A recent spell of extremely cold weather and heavy snow in Sweden brought traffic to a standstill on a major highway, stranding hundreds of travelers.
Thousands of travelers were trapped on a main highway going through Skane County in Sweden, reports the BBC.
“People who got trapped in 1,000 vehicles in heavy snow for more than 24 hours have been evacuated, Swedish authorities say,” writes the BBC. “Rescuers worked through the night to free people stuck on the main E22 road in the Skane area of southern Sweden.”
Swedes were not the only people impacted by the extremely cold winters storm that blew into various Nordic countries in early January.
“Extreme cold weather has hit parts of Sweden, Finland, and Norway, and snow storms in Denmark have left drivers trapped on a motorway near Aarhus since Wednesday,” the BBC said. “The Kvikkjokk-Arrenjarka weather station in northern Sweden recorded its coldest night for 25 years on Tuesday night, with temperatures dropping to -43.6C.”
Some individuals are reporting even lower temperatures.
“[I]t’s being reported that a person living in Arjeplog noted a chillingly cold -49.7C (that’s -57.5 Fahrenheit) on his thermometer before it stopped working when it hit -50C,” reports Peter Imanuelsen, on the substack channel, The Freedom Corner with PeterSweden. “This is very close to being the coldest temperature ever recorded in Sweden. The record sits at -52.6C all the way back in 1966.”
The extreme cold has also created problems for public transit users in at least one Swedish city, Skellefteå, where the recorded temperature was -34℃. Skelleftea had been replacing its diesel bus fleet with electric buses, which began to fail.

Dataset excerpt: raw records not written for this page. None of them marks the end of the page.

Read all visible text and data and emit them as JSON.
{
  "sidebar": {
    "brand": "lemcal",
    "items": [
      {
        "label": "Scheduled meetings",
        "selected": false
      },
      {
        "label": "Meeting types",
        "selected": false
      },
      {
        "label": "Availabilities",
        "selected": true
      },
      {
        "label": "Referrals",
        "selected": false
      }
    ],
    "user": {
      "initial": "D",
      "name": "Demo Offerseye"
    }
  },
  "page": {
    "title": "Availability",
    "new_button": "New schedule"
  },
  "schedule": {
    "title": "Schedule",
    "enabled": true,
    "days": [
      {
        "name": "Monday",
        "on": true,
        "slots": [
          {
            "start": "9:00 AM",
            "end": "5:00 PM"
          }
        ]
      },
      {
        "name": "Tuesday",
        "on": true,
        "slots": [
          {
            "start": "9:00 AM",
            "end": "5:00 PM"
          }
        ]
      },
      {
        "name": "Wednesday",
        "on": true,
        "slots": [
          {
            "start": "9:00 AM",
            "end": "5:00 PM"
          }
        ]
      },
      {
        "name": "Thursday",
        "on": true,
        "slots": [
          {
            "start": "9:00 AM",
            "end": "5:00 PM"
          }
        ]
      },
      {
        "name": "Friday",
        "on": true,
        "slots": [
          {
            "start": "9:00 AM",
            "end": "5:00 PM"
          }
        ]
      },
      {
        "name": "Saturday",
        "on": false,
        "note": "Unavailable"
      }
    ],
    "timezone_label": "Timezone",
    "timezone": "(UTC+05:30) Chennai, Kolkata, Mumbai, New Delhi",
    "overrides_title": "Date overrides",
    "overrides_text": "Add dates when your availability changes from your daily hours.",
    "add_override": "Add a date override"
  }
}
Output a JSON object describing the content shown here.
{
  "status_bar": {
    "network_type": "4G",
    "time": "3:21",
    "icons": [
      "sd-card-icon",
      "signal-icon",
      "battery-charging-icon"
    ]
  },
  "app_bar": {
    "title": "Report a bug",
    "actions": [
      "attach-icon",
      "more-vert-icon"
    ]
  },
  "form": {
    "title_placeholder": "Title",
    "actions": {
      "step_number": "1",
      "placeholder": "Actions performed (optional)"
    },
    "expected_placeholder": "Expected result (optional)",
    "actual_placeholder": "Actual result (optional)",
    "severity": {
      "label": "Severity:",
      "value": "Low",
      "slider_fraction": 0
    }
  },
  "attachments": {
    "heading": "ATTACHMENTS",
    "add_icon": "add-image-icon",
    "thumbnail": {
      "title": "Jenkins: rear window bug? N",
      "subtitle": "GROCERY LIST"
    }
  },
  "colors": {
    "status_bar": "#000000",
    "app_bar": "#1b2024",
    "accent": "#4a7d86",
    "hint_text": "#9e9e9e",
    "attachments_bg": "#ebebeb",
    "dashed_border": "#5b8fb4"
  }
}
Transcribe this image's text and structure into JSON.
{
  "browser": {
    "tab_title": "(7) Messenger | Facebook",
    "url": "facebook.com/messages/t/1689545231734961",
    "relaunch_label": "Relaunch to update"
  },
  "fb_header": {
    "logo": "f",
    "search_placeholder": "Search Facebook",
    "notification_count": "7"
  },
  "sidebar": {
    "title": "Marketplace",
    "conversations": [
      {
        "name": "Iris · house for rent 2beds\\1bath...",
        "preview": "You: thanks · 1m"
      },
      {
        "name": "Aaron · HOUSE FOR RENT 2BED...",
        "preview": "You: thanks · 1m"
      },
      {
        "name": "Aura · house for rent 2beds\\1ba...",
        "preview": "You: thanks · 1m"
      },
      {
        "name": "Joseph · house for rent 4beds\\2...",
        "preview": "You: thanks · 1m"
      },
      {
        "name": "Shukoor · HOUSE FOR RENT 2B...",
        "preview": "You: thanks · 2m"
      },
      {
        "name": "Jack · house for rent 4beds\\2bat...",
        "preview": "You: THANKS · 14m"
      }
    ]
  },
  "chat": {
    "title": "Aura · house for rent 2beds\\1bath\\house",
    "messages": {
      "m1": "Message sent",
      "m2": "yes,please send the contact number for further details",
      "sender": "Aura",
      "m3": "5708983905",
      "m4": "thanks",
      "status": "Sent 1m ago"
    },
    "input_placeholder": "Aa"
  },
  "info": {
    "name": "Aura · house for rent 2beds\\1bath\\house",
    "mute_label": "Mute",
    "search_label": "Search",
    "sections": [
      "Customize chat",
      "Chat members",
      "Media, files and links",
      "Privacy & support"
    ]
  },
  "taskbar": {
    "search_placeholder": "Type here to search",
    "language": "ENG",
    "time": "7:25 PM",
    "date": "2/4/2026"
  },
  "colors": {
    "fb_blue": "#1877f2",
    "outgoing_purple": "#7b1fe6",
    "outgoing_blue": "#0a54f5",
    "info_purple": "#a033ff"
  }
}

“‘The electric buses will probably be removed from traffic this afternoon because they have very difficult to keep warm when in service…It is clear that the electric buses are affected the most of this extreme cold.’ said Marie Larsson, CEO at Skellefteå bus,” according to Imanuelsen.